After several years of hard work, grueling traveling schedules and thorough preparations, Asia produced four World Cup qualifiers – Japan, Australia, South Korea and Iran. The fact that none of these four sides picked up a victory in a combined total of 12 matches played between them highlights the decline of soccer in the region. In conjunction to this, Jordan lost their World Cup play-off decider by an aggregate score of 0-5 to Uruguay. Standards are clearly slipping.
So what exactly are the factors for this decline?
1. Lack of competition
It’s necessary to look at the level of competition these teams face. Living in China, it is easy to see why they are failing to find or produce 11 players of sufficient quality in a nation of 1 billion. There is an alarming lack of recreational facilities. The cost of renting a pitch is also sky high. Furthermore, kids spend most of their youths endlessly doing exams and trying to increase their schooling. For those who subscribe to Malcolm Gladwell’s 10,000 hours theory, these two factors greatly diminish the chances of somewhere like China, India or South Korea producing players of a sufficient standard to compete in the World Cup. Simply put, young people have nor the time, money or facilities to get to the required level.
2. Match fixing
The match fixing syndicates have badly damaged the game in Asia. Most of these shadowy figures come from places such as Macau and Singapore. Corruption is ever present in society in Asia as it is in the rest of the world and this has inevitably wormed its way into soccer in the region in the form of match fixing. Again taking China as an example, the culture of not losing “face” is prevalent. Since face has been lost, soccer has lost significant ground to other sports such as basketball.
3. Poor domestic leagues
The standards of the domestic leagues are not good enough and this is intertwined with the poor level of coaching in populous soccer crazy countries such as Thailand, Indonesia, Malaysia and Vietnam. The Middle East has some rich soccer history and has produced good players in the past. Iranian soccer suffers severely from sanctions and has resorted to playing ultra defensive soccer that will not get them very far in the long run.

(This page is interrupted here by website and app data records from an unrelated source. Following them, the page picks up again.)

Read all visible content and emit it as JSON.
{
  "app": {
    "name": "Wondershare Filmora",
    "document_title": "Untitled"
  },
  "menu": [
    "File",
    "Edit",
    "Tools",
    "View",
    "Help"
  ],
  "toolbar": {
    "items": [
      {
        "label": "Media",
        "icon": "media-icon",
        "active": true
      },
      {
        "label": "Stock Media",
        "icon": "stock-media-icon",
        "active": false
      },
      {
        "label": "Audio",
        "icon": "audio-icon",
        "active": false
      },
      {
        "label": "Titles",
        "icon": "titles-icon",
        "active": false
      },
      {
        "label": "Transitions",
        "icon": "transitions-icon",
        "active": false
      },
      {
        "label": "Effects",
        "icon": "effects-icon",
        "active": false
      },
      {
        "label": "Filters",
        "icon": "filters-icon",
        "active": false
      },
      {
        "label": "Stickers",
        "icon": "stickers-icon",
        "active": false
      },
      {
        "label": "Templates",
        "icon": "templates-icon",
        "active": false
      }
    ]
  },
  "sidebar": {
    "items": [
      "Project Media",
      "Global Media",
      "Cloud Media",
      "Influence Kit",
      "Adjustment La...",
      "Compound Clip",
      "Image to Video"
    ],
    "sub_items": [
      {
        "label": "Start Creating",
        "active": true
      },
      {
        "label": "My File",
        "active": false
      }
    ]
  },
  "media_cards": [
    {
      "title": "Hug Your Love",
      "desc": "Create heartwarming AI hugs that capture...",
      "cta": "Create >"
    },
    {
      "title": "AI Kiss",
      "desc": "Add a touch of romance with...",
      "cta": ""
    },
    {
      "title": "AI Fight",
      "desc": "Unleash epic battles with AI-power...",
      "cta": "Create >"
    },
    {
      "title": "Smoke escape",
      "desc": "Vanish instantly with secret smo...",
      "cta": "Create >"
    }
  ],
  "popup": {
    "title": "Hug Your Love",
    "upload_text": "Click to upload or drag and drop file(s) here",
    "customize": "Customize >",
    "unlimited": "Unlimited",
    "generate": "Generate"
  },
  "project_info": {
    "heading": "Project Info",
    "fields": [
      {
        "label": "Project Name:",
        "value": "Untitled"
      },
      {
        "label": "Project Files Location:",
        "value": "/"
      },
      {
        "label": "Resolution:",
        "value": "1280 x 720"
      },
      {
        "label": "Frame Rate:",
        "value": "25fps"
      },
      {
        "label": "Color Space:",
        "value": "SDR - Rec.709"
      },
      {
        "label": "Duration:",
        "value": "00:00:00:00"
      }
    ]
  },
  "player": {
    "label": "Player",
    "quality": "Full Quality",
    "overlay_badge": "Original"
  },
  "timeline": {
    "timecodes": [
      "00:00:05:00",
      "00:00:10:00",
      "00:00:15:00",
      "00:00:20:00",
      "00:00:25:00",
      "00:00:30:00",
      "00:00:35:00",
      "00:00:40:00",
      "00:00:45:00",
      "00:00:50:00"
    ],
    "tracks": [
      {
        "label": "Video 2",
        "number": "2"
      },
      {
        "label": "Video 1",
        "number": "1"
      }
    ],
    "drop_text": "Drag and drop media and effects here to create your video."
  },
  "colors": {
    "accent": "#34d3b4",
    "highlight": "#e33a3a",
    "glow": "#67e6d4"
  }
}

Similarly in the Far East and Australia, the domestic leagues have serious problems and there is a lack of quality. Guangzhou Evergrande are the champions of Asia, but the rely mainly on a Brazilian named Elkeson to score the goals, who was nowhere near the Brazil set up even if Fred and Jo are there main strikers. In addition to this, Guangzhou coach Marcello Lippi has claimed his South Korean centre half Kim, is “good enough to play for Manchester United”. Not on the evidence of this World Cup, particularly the Algeria match. The competition is just not good enough – the reasons being outlined above.
4. Too few footballers play abroad